— Assignment —
An exact copy of all records is expected, minus the images.

— Data to use —
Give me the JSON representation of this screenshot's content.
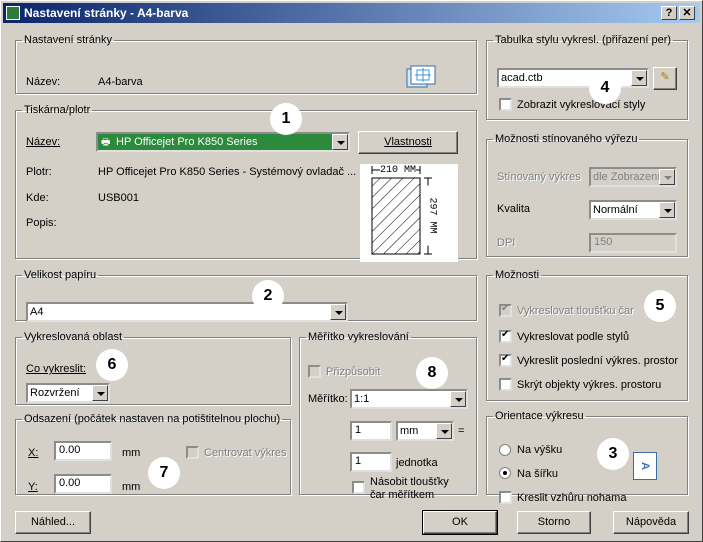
{
  "window": {
    "title": "Nastavení stránky - A4-barva",
    "help_btn": "?",
    "close_btn": "✕"
  },
  "page_setup": {
    "legend": "Nastavení stránky",
    "name_label": "Název:",
    "name_value": "A4-barva"
  },
  "printer": {
    "legend": "Tiskárna/plotr",
    "name_label": "Název:",
    "name_value": "HP Officejet Pro K850 Series",
    "properties_btn": "Vlastnosti",
    "plotter_label": "Plotr:",
    "plotter_value": "HP Officejet Pro K850 Series - Systémový ovladač ...",
    "where_label": "Kde:",
    "where_value": "USB001",
    "desc_label": "Popis:",
    "desc_value": "",
    "preview_width": "210 MM",
    "preview_height": "297 MM"
  },
  "paper_size": {
    "legend": "Velikost papíru",
    "value": "A4"
  },
  "plot_area": {
    "legend": "Vykreslovaná oblast",
    "what_label": "Co vykreslit:",
    "what_value": "Rozvržení"
  },
  "offset": {
    "legend": "Odsazení (počátek nastaven na potištitelnou plochu)",
    "x_label": "X:",
    "x_value": "0.00",
    "x_unit": "mm",
    "y_label": "Y:",
    "y_value": "0.00",
    "y_unit": "mm",
    "center_label": "Centrovat výkres"
  },
  "scale": {
    "legend": "Měřítko vykreslování",
    "fit_label": "Přizpůsobit",
    "scale_label": "Měřítko:",
    "scale_value": "1:1",
    "num_value": "1",
    "unit_value": "mm",
    "equals": "=",
    "unit_num_value": "1",
    "unit_label": "jednotka",
    "lineweight_label_1": "Násobit tloušťky",
    "lineweight_label_2": "čar měřítkem"
  },
  "style_table": {
    "legend": "Tabulka stylu vykresl. (přiřazení per)",
    "value": "acad.ctb",
    "display_label": "Zobrazit vykreslovací styly"
  },
  "shaded": {
    "legend": "Možnosti stínovaného výřezu",
    "shaded_label": "Stínovaný výkres",
    "shaded_value": "dle Zobrazení",
    "quality_label": "Kvalita",
    "quality_value": "Normální",
    "dpi_label": "DPI",
    "dpi_value": "150"
  },
  "options": {
    "legend": "Možnosti",
    "lineweights": "Vykreslovat tloušťku čar",
    "plot_styles": "Vykreslovat podle stylů",
    "paperspace_last": "Vykreslit poslední výkres. prostor",
    "hide_objects": "Skrýt objekty výkres. prostoru"
  },
  "orientation": {
    "legend": "Orientace výkresu",
    "portrait": "Na výšku",
    "landscape": "Na šířku",
    "upside_down": "Kreslit vzhůru nohama",
    "preview_glyph": "A"
  },
  "buttons": {
    "preview": "Náhled...",
    "ok": "OK",
    "cancel": "Storno",
    "help": "Nápověda"
  },
  "callouts": [
    "1",
    "2",
    "3",
    "4",
    "5",
    "6",
    "7",
    "8"
  ]
}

— Answer to this task —
Give me the JSON representation of this screenshot's content.
{
  "window": {
    "title": "Nastavení stránky - A4-barva",
    "help_btn": "?",
    "close_btn": "✕"
  },
  "page_setup": {
    "legend": "Nastavení stránky",
    "name_label": "Název:",
    "name_value": "A4-barva"
  },
  "printer": {
    "legend": "Tiskárna/plotr",
    "name_label": "Název:",
    "name_value": "HP Officejet Pro K850 Series",
    "properties_btn": "Vlastnosti",
    "plotter_label": "Plotr:",
    "plotter_value": "HP Officejet Pro K850 Series - Systémový ovladač ...",
    "where_label": "Kde:",
    "where_value": "USB001",
    "desc_label": "Popis:",
    "desc_value": "",
    "preview_width": "210 MM",
    "preview_height": "297 MM"
  },
  "paper_size": {
    "legend": "Velikost papíru",
    "value": "A4"
  },
  "plot_area": {
    "legend": "Vykreslovaná oblast",
    "what_label": "Co vykreslit:",
    "what_value": "Rozvržení"
  },
  "offset": {
    "legend": "Odsazení (počátek nastaven na potištitelnou plochu)",
    "x_label": "X:",
    "x_value": "0.00",
    "x_unit": "mm",
    "y_label": "Y:",
    "y_value": "0.00",
    "y_unit": "mm",
    "center_label": "Centrovat výkres"
  },
  "scale": {
    "legend": "Měřítko vykreslování",
    "fit_label": "Přizpůsobit",
    "scale_label": "Měřítko:",
    "scale_value": "1:1",
    "num_value": "1",
    "unit_value": "mm",
    "equals": "=",
    "unit_num_value": "1",
    "unit_label": "jednotka",
    "lineweight_label_1": "Násobit tloušťky",
    "lineweight_label_2": "čar měřítkem"
  },
  "style_table": {
    "legend": "Tabulka stylu vykresl. (přiřazení per)",
    "value": "acad.ctb",
    "display_label": "Zobrazit vykreslovací styly"
  },
  "shaded": {
    "legend": "Možnosti stínovaného výřezu",
    "shaded_label": "Stínovaný výkres",
    "shaded_value": "dle Zobrazení",
    "quality_label": "Kvalita",
    "quality_value": "Normální",
    "dpi_label": "DPI",
    "dpi_value": "150"
  },
  "options": {
    "legend": "Možnosti",
    "lineweights": "Vykreslovat tloušťku čar",
    "plot_styles": "Vykreslovat podle stylů",
    "paperspace_last": "Vykreslit poslední výkres. prostor",
    "hide_objects": "Skrýt objekty výkres. prostoru"
  },
  "orientation": {
    "legend": "Orientace výkresu",
    "portrait": "Na výšku",
    "landscape": "Na šířku",
    "upside_down": "Kreslit vzhůru nohama",
    "preview_glyph": "A"
  },
  "buttons": {
    "preview": "Náhled...",
    "ok": "OK",
    "cancel": "Storno",
    "help": "Nápověda"
  },
  "callouts": [
    "1",
    "2",
    "3",
    "4",
    "5",
    "6",
    "7",
    "8"
  ]
}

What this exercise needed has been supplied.